Parents of Detained Journalist Call for Daughter's Release From Libya

More

Atlantic and USA Today reporter Clare Morgana Gillis, believed to be held by the Libyan government, was last seen two weeks ago today

110420_Bloom_GillisP.jpg

Richard A. Bloom / National Journal


Sixteen days into journalist Clare Morgana Gillis's detention in Libya, her parents have issued a public appeal to the Libyan government for her release. "We just want to make sure she is OK, and we want her home," Clare's mother, Jane Gillis, said, calling for her daughter to be "released as soon as possible." They also asked the government to immediately allow a humanitarian worker or foreign journalist to visit Clare, 34, who is thought to be held in Tripoli. "I really need some assurance somehow that she does not feel that everybody has abandoned her," said Robert Gillis, her father.

Gillis was last seen in a Tripoli detention facility on April 7, two weeks ago today. "We trust they're treating her well but we can't know for sure," Robert said of the Libyan government. "We're hoping for the best but realizing we don't know anything." He added that he is especially concerned about her "conditions of confinement."

Clare Gillis, a freelance reporter writing for The Atlantic and USA Today, was detained by Libyan government troops on April 5 outside of Brega, at the time a scene of heavy fighting between rebel and government forces. She was reportedly traveling with American reporter James Wright Foley of GlobalPost and Spanish photographer Manuel Varela de Seijas Bravo of European Pressphoto Agency. Foley and Bravo were also seen with Gillis on April 7 at the Tripoli detention center, where they were reportedly being treated well.

Two weeks after first learning of their daughter's detention in Libya, Robert and Jane Gillis described how they cope with the anxiety of waiting for information. "I'm home. There are lots of phone calls. And there are times when everything gets very busy," Jane said. "I would find it very difficult to do my job at work. And Bob does go to work. So in a way, we've worked it out."

"I don't want to just sit here and wait for the phone to ring," Robert said. "I don't really have the energy at this stage to go around and clean things up and do yard work. I just can't do that. But I can go to work and focus on stuff there that I can dig in to."

In addition to her work as a journalist, Clare, the oldest of three sisters, is trained as an historian with special knowledge of the Middle East. She received her Ph.D. in history from Harvard University several months before traveling to Libya to report on the events there. Her parents said Clare's inherent curiosity, background as an historian, and knowledge of Arabic serve her well in her reporting. "She's never been political," Jane added.

Libya has become increasingly dangerous for journalists since fighting began there in February. According to some firsthand reports, Gillis may also have been traveling with freelance photographer Anton Lazarus Hammerl, a South African and Austrian dual citizen who went missing the same day that she was detained. Also missing in Libya are American freelance reporter Matthew Van Dyke, who was last seen on March 13, and British citizen Kamel al-Tallou, an Al Jazeera cameraman who has been detained since March 6. On Wednesday, photographer Chris Hondros and filmmaker Tim Hetherington were killed during fighting in Misrata.

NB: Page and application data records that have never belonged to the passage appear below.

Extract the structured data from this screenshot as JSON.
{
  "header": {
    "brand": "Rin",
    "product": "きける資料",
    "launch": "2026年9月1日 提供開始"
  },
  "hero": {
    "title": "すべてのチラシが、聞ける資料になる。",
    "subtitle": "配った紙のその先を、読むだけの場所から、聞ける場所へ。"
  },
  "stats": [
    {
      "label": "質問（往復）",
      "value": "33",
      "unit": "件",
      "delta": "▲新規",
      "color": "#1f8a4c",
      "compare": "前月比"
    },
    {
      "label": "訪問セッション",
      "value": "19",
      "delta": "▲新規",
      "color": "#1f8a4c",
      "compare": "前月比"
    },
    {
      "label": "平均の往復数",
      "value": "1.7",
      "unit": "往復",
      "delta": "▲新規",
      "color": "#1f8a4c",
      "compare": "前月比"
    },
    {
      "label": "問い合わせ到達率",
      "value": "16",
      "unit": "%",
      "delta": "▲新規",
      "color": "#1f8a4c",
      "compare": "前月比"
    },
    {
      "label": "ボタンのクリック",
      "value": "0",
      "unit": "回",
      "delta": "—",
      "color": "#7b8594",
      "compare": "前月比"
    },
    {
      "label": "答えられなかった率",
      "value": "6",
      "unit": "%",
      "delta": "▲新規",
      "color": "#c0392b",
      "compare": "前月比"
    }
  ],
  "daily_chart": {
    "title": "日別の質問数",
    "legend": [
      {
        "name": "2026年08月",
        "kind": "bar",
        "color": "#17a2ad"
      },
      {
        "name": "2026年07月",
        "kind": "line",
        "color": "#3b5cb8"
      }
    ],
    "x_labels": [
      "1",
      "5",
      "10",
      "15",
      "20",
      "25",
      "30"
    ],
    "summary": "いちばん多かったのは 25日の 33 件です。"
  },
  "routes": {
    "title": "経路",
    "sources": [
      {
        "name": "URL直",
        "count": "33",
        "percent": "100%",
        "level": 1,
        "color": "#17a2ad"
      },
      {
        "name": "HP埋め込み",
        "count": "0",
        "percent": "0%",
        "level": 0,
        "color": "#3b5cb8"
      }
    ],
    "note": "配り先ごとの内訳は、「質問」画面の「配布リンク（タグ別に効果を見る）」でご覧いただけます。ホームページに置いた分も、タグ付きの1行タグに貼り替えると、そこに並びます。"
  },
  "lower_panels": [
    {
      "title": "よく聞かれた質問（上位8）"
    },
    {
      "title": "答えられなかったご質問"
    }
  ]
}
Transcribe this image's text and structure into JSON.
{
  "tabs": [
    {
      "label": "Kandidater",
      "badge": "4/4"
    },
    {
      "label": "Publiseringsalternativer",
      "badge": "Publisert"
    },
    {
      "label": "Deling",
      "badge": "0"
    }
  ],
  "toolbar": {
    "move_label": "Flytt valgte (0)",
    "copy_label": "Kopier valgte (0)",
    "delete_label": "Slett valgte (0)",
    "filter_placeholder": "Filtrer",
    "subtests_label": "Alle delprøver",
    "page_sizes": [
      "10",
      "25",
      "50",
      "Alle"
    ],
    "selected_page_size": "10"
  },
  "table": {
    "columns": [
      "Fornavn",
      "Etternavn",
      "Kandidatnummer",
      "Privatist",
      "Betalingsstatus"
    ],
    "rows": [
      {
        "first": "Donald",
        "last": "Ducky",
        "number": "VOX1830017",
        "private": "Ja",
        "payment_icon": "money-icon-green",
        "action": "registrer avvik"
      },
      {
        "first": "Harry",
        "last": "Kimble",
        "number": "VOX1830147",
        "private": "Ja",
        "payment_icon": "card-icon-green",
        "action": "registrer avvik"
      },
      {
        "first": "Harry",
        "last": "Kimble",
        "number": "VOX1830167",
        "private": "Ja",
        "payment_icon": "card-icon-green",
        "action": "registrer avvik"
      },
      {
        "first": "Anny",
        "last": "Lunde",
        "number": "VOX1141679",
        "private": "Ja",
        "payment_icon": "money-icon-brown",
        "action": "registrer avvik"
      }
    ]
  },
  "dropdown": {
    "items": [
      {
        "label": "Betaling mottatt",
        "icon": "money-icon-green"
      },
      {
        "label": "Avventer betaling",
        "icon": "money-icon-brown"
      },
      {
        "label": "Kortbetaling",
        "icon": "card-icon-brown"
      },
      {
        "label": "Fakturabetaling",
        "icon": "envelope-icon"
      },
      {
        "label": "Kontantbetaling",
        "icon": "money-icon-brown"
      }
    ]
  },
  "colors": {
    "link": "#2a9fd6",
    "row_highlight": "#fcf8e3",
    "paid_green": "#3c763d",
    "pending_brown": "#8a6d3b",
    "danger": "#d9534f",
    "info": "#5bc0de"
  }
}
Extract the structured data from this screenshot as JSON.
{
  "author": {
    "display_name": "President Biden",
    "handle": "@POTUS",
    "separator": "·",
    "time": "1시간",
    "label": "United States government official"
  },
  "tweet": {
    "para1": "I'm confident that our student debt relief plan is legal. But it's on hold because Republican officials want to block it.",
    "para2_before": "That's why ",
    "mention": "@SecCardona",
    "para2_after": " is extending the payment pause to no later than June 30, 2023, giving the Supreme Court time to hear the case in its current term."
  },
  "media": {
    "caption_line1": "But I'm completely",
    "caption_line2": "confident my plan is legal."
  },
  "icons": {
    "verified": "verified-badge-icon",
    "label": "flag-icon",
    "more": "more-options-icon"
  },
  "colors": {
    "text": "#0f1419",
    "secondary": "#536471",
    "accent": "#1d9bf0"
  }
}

White House spokesman Jay Carney, asked on April 11 about Gillis and Foley, said that the State Department is working on the case. "We call for the release of any journalists detained, any human rights activists, anyone detained unlawfully or inappropriately, and in this case, specifically with those journalists in mind, we call on and demand their release," he said. "We take this very, very seriously, as we did when other journalists were detained."

Atlantic editor James Bennet appealed to the Libyan government for the journalists' release. "Clare and our other colleagues have now been held for more than two weeks, and it's been almost as long since we had any kind of independent report about how they're faring. We're continuing to urge the Libyan government to let them go as soon as possible, and in the meantime to let foreign diplomats or journalists visit them."

Jump to comments
Presented by

Max Fisher is a former writer and editor at The Atlantic.

Get Today's Top Stories in Your Inbox (preview)

A Fascinating Short Film About the Multiverse

If life is a series of infinite possibilities, what does it mean to be alive?


Elsewhere on the web

Join the Discussion

After you comment, click Post. If you’re not already logged in you will be asked to log in or register. blog comments powered by Disqus

Video

The Death of Film

You'll never hear the whirring sound of a projector again.

Video

How to Hunt With Poison Darts

A Borneo hunter explains one of his tribe's oldest customs: the art of the blowpipe

Video

A Delightful, Pixar-Inspired Cartoon

An action figure and his reluctant sidekick trek across a kitchen in search of treasure.

Video

I Am an Undocumented Immigrant

"I look like a typical young American."

Video

Why Did I Study Physics?

Using hand-drawn cartoons to explain an academic passion

Writers

Up
Down

More in Global

Just In